Task to carry out
Every line below must be reproduced exactly. Copy them all.

--- Data listing ---

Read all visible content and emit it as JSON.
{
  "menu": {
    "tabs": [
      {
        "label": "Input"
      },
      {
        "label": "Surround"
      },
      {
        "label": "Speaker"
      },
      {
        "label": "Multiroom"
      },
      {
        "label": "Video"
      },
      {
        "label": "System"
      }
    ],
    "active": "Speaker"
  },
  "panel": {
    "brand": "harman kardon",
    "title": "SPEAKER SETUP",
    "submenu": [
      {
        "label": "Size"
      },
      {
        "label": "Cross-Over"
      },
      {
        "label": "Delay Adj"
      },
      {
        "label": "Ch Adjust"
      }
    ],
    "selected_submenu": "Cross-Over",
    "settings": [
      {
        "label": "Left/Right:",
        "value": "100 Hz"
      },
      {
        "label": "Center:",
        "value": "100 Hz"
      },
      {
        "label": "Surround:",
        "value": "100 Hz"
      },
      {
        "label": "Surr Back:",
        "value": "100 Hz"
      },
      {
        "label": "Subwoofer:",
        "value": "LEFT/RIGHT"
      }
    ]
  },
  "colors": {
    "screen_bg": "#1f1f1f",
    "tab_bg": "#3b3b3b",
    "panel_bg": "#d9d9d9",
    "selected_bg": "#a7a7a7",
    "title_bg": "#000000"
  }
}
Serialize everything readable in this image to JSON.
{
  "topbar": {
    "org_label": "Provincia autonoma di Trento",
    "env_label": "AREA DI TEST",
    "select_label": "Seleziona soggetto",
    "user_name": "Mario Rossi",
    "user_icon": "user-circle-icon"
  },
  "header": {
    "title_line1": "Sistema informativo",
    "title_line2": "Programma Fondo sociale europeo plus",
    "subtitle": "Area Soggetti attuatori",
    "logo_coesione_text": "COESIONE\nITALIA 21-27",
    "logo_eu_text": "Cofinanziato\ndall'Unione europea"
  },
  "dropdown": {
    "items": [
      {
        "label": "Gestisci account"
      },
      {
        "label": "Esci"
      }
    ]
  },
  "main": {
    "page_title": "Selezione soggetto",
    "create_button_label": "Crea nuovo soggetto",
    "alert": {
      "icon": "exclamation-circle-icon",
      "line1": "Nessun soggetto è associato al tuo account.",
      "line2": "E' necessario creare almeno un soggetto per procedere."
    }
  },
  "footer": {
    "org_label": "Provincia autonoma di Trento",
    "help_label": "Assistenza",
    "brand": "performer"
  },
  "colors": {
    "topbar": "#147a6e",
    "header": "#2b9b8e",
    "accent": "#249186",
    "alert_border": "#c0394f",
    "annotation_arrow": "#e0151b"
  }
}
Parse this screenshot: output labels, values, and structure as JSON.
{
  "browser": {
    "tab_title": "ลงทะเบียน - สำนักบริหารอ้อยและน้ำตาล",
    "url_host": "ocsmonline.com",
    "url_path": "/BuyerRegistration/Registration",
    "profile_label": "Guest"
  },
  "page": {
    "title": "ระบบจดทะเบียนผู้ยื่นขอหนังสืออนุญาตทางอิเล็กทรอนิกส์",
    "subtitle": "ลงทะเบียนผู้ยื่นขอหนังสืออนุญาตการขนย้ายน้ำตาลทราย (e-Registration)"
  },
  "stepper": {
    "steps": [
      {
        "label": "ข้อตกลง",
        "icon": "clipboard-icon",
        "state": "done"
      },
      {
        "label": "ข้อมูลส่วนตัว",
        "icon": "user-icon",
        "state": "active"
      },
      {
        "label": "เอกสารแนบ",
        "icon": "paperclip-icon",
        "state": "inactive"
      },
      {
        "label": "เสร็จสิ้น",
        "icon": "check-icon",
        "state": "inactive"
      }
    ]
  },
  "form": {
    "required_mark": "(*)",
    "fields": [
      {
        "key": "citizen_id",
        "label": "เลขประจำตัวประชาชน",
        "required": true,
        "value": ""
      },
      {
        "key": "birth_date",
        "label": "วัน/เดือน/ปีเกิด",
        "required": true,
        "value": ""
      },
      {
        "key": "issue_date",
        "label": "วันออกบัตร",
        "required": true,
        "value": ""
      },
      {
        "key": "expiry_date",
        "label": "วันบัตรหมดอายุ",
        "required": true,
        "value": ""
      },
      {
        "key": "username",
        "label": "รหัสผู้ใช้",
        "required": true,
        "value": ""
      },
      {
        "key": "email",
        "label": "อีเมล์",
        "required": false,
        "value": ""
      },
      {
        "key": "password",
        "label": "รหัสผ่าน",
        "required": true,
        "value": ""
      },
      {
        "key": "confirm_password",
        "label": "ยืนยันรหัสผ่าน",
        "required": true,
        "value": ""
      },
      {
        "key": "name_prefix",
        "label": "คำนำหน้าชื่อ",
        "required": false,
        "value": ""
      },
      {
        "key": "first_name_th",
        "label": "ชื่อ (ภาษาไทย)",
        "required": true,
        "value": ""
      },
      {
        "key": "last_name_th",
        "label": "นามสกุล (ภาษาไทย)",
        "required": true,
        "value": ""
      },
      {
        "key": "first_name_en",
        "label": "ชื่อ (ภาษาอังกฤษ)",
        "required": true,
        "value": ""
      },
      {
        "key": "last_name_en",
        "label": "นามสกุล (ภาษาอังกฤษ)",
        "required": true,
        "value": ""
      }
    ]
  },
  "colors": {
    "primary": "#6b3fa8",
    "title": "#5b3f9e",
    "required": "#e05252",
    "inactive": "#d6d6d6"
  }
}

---

Answer
Read all visible content and emit it as JSON.
{
  "menu": {
    "tabs": [
      {
        "label": "Input"
      },
      {
        "label": "Surround"
      },
      {
        "label": "Speaker"
      },
      {
        "label": "Multiroom"
      },
      {
        "label": "Video"
      },
      {
        "label": "System"
      }
    ],
    "active": "Speaker"
  },
  "panel": {
    "brand": "harman kardon",
    "title": "SPEAKER SETUP",
    "submenu": [
      {
        "label": "Size"
      },
      {
        "label": "Cross-Over"
      },
      {
        "label": "Delay Adj"
      },
      {
        "label": "Ch Adjust"
      }
    ],
    "selected_submenu": "Cross-Over",
    "settings": [
      {
        "label": "Left/Right:",
        "value": "100 Hz"
      },
      {
        "label": "Center:",
        "value": "100 Hz"
      },
      {
        "label": "Surround:",
        "value": "100 Hz"
      },
      {
        "label": "Surr Back:",
        "value": "100 Hz"
      },
      {
        "label": "Subwoofer:",
        "value": "LEFT/RIGHT"
      }
    ]
  },
  "colors": {
    "screen_bg": "#1f1f1f",
    "tab_bg": "#3b3b3b",
    "panel_bg": "#d9d9d9",
    "selected_bg": "#a7a7a7",
    "title_bg": "#000000"
  }
}
Serialize everything readable in this image to JSON.
{
  "topbar": {
    "org_label": "Provincia autonoma di Trento",
    "env_label": "AREA DI TEST",
    "select_label": "Seleziona soggetto",
    "user_name": "Mario Rossi",
    "user_icon": "user-circle-icon"
  },
  "header": {
    "title_line1": "Sistema informativo",
    "title_line2": "Programma Fondo sociale europeo plus",
    "subtitle": "Area Soggetti attuatori",
    "logo_coesione_text": "COESIONE\nITALIA 21-27",
    "logo_eu_text": "Cofinanziato\ndall'Unione europea"
  },
  "dropdown": {
    "items": [
      {
        "label": "Gestisci account"
      },
      {
        "label": "Esci"
      }
    ]
  },
  "main": {
    "page_title": "Selezione soggetto",
    "create_button_label": "Crea nuovo soggetto",
    "alert": {
      "icon": "exclamation-circle-icon",
      "line1": "Nessun soggetto è associato al tuo account.",
      "line2": "E' necessario creare almeno un soggetto per procedere."
    }
  },
  "footer": {
    "org_label": "Provincia autonoma di Trento",
    "help_label": "Assistenza",
    "brand": "performer"
  },
  "colors": {
    "topbar": "#147a6e",
    "header": "#2b9b8e",
    "accent": "#249186",
    "alert_border": "#c0394f",
    "annotation_arrow": "#e0151b"
  }
}
Parse this screenshot: output labels, values, and structure as JSON.
{
  "browser": {
    "tab_title": "ลงทะเบียน - สำนักบริหารอ้อยและน้ำตาล",
    "url_host": "ocsmonline.com",
    "url_path": "/BuyerRegistration/Registration",
    "profile_label": "Guest"
  },
  "page": {
    "title": "ระบบจดทะเบียนผู้ยื่นขอหนังสืออนุญาตทางอิเล็กทรอนิกส์",
    "subtitle": "ลงทะเบียนผู้ยื่นขอหนังสืออนุญาตการขนย้ายน้ำตาลทราย (e-Registration)"
  },
  "stepper": {
    "steps": [
      {
        "label": "ข้อตกลง",
        "icon": "clipboard-icon",
        "state": "done"
      },
      {
        "label": "ข้อมูลส่วนตัว",
        "icon": "user-icon",
        "state": "active"
      },
      {
        "label": "เอกสารแนบ",
        "icon": "paperclip-icon",
        "state": "inactive"
      },
      {
        "label": "เสร็จสิ้น",
        "icon": "check-icon",
        "state": "inactive"
      }
    ]
  },
  "form": {
    "required_mark": "(*)",
    "fields": [
      {
        "key": "citizen_id",
        "label": "เลขประจำตัวประชาชน",
        "required": true,
        "value": ""
      },
      {
        "key": "birth_date",
        "label": "วัน/เดือน/ปีเกิด",
        "required": true,
        "value": ""
      },
      {
        "key": "issue_date",
        "label": "วันออกบัตร",
        "required": true,
        "value": ""
      },
      {
        "key": "expiry_date",
        "label": "วันบัตรหมดอายุ",
        "required": true,
        "value": ""
      },
      {
        "key": "username",
        "label": "รหัสผู้ใช้",
        "required": true,
        "value": ""
      },
      {
        "key": "email",
        "label": "อีเมล์",
        "required": false,
        "value": ""
      },
      {
        "key": "password",
        "label": "รหัสผ่าน",
        "required": true,
        "value": ""
      },
      {
        "key": "confirm_password",
        "label": "ยืนยันรหัสผ่าน",
        "required": true,
        "value": ""
      },
      {
        "key": "name_prefix",
        "label": "คำนำหน้าชื่อ",
        "required": false,
        "value": ""
      },
      {
        "key": "first_name_th",
        "label": "ชื่อ (ภาษาไทย)",
        "required": true,
        "value": ""
      },
      {
        "key": "last_name_th",
        "label": "นามสกุล (ภาษาไทย)",
        "required": true,
        "value": ""
      },
      {
        "key": "first_name_en",
        "label": "ชื่อ (ภาษาอังกฤษ)",
        "required": true,
        "value": ""
      },
      {
        "key": "last_name_en",
        "label": "นามสกุล (ภาษาอังกฤษ)",
        "required": true,
        "value": ""
      }
    ]
  },
  "colors": {
    "primary": "#6b3fa8",
    "title": "#5b3f9e",
    "required": "#e05252",
    "inactive": "#d6d6d6"
  }
}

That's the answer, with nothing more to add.